    The data visualization, referred to as “China Numbers,” presents three key areas of China’s growth: GDP, population, and the size of large Chinese enterprises. Altogether, five data sets are included in the project: (1) Annual GDP compared to other countries; (2) City level GDP compared to countries; (3) Population of cities compared to countries; (4) Population of cities compared to other cities; and (5) The number of employees in large Chinese enterprises with equivalents to populations, personnel, and capacities.
     
    The visualization facilitates a clear understanding of key numbers in China’s growth as a snapshot of its current position. It highlights the East/West divide, not only in terms of the large economic gaps, but also in terms of what is not included in the data set. It illustrates the incongruous growth of Central and East China at the expense of the westernmost provinces and autonomous regions. It also shows that even though China has free and open markets, a large number of companies are still fully or partially held by the State.
     
    Finally, the numbers are often lost in other charts, are part of poorly constructed visualizations, or buried deeply in reports and papers, and so on. As such, the aim of “China Numbers” data visualization is simply to highlight numbers, putting them into something meaningful and easy to understand.

     


    GDP_2

    China Annual GDP Growth Compared to Countries

    China’s annual GDP data are extracted from the National Bureau of Statistics of China. GDP growth is calculated as a simple difference of nominal GDPs. GDP data for other countries are extracted from the World Bank, 2019. All GDP numbers (in millions) are expressed in current US dollars.


    GDP_1

    Chinese Cities Compared to Countries

    China’s GDP data in 2017 are extracted from the China City Statistical Yearbook 2017; 2017 GDP data for different countries are extracted from World Bank. All GDP numbers (in millions) are expressed in 2017 US dollars.


    Population_1

    Chinese Cities Compared to Countries

    China’s city level population data are extracted from the statistical bureau of the respective city. For cities in China, population refers to the total number of people living within the city regardless of resident registration (Hukou).


    Population_2

    Comparing Cities

    China’s city level population data are extracted from the statistical bureau for the respective city.
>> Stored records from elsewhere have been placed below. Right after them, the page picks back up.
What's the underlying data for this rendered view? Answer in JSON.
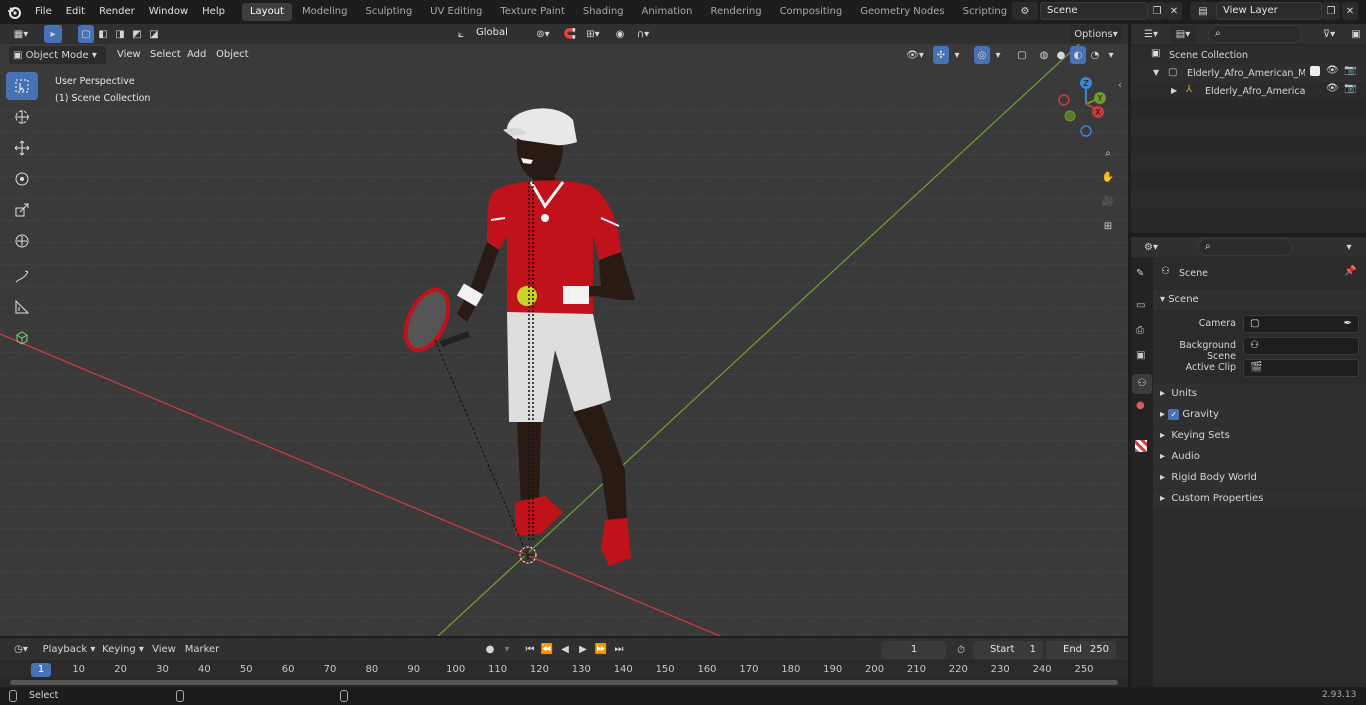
{
  "menu": [
    "File",
    "Edit",
    "Render",
    "Window",
    "Help"
  ],
  "workspaces": [
    "Layout",
    "Modeling",
    "Sculpting",
    "UV Editing",
    "Texture Paint",
    "Shading",
    "Animation",
    "Rendering",
    "Compositing",
    "Geometry Nodes",
    "Scripting"
  ],
  "scene_field": "Scene",
  "view_layer_field": "View Layer",
  "header": {
    "transform_orientation": "Global",
    "options": "Options",
    "mode": "Object Mode",
    "view": "View",
    "select": "Select",
    "add": "Add",
    "object": "Object"
  },
  "viewport": {
    "perspective": "User Perspective",
    "collection": "(1) Scene Collection"
  },
  "gizmo": {
    "x": "X",
    "y": "Y",
    "z": "Z"
  },
  "outliner": {
    "root": "Scene Collection",
    "item1": "Elderly_Afro_American_Man_I",
    "item2": "Elderly_Afro_American_M"
  },
  "properties": {
    "tab_title": "Scene",
    "panel_title": "Scene",
    "camera_label": "Camera",
    "background_label": "Background Scene",
    "clip_label": "Active Clip",
    "sections": [
      "Units",
      "Gravity",
      "Keying Sets",
      "Audio",
      "Rigid Body World",
      "Custom Properties"
    ]
  },
  "timeline": {
    "playback": "Playback",
    "keying": "Keying",
    "view": "View",
    "marker": "Marker",
    "current_frame": "1",
    "start_label": "Start",
    "start_value": "1",
    "end_label": "End",
    "end_value": "250",
    "ticks": [
      "1",
      "10",
      "20",
      "30",
      "40",
      "50",
      "60",
      "70",
      "80",
      "90",
      "100",
      "110",
      "120",
      "130",
      "140",
      "150",
      "160",
      "170",
      "180",
      "190",
      "200",
      "210",
      "220",
      "230",
      "240",
      "250"
    ]
  },
  "status": {
    "select": "Select",
    "version": "2.93.13"
  },
  "colors": {
    "accent": "#4772b3",
    "shirt": "#c0121b",
    "x_axis": "#c93c3c",
    "y_axis": "#6f9b2a"
  }
}
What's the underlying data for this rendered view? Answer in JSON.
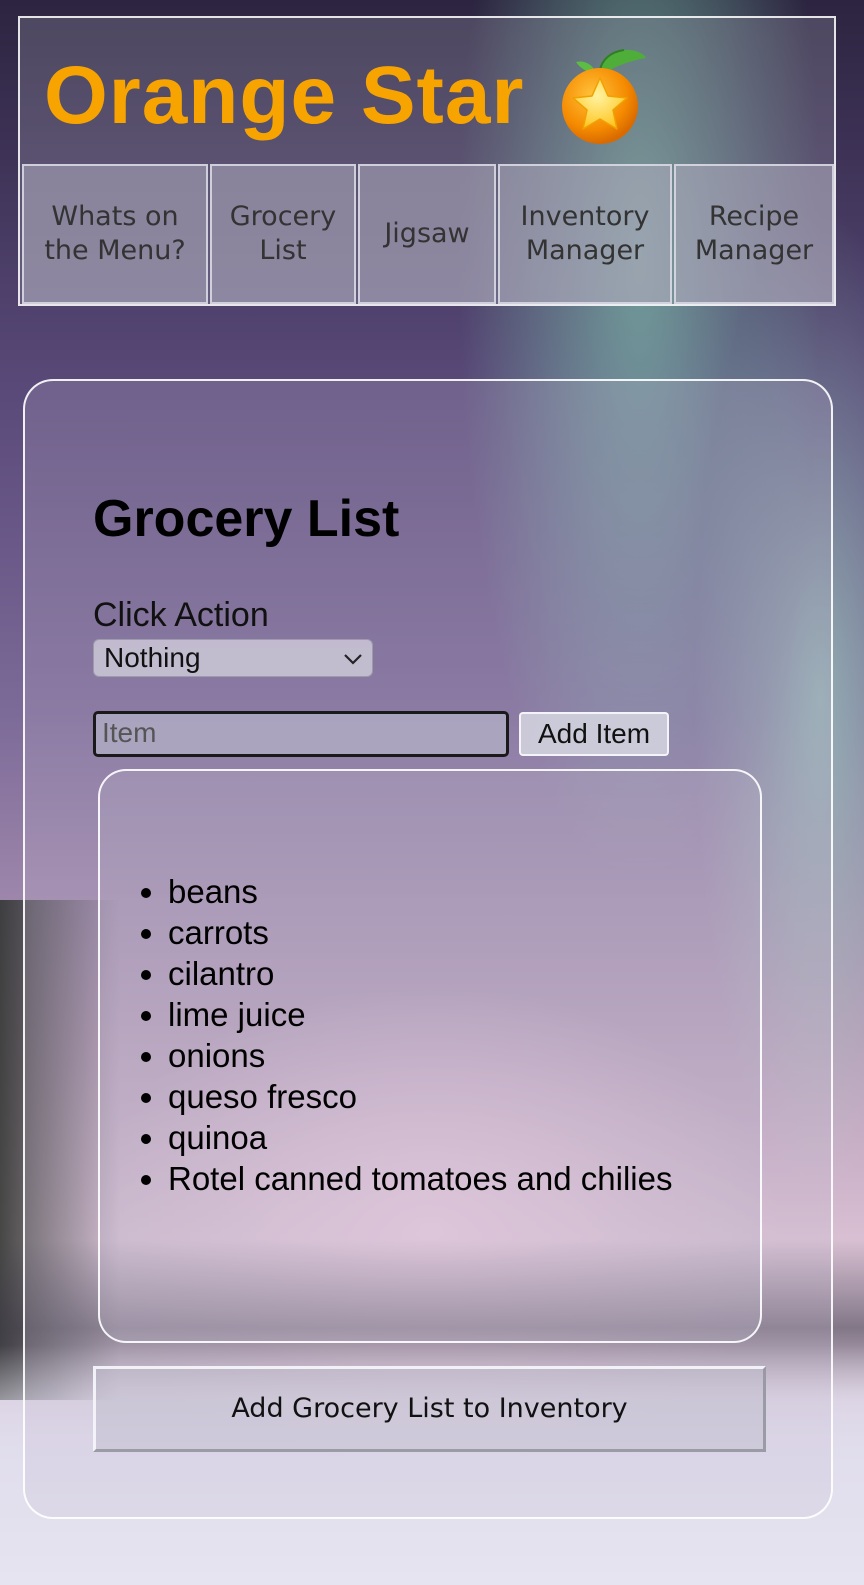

For cities in China, population refers to the total number of people living within the city regardless of resident registration (Hukou). Other city populations refer to populations in the metropolitan area; data are mainly from the World Population Review, with additional data extracted from the United States Census Bureau, 2017.


    Corporations

    Chinese Companies in Numbers

    All data regarding employee numbers in Chinese companies are extracted from official company websites (employee figures vary between 2016 and 2018). City and country population data are extracted from the World Bank (population figures vary between 2016 and 2018). Royal Canadian Navy (RCN) data are extracted from the Government of Canada website. RCN data show 8,300 Regular Force and 3,600 Reserve as well as 3,800 civilian employees. Canada’s automotive industry direct employment data are extracted from the Canadian Vehicle Manufacturer’s Association (CVMA). US Foreign Service employee data are extracted from the US Department of State website. Total student enrolment at the University of Alberta data are extracted from the University of Alberta (UofA) website. UofA data show 38,311 students from 148 countries, and 5,291 academic and administrative staff, 2016-2017. Canada’s total number of police officers data are extracted from Statistics Canada.


     

    Credit:

    Scott N. Romaniuk, Postdoctoral Research Fellow
    Sadiq Javer, Postdoctoral Research Fellow
    Liang Ma, Research Assistant
    Genevieve Ongaro, Design and Communications Specialist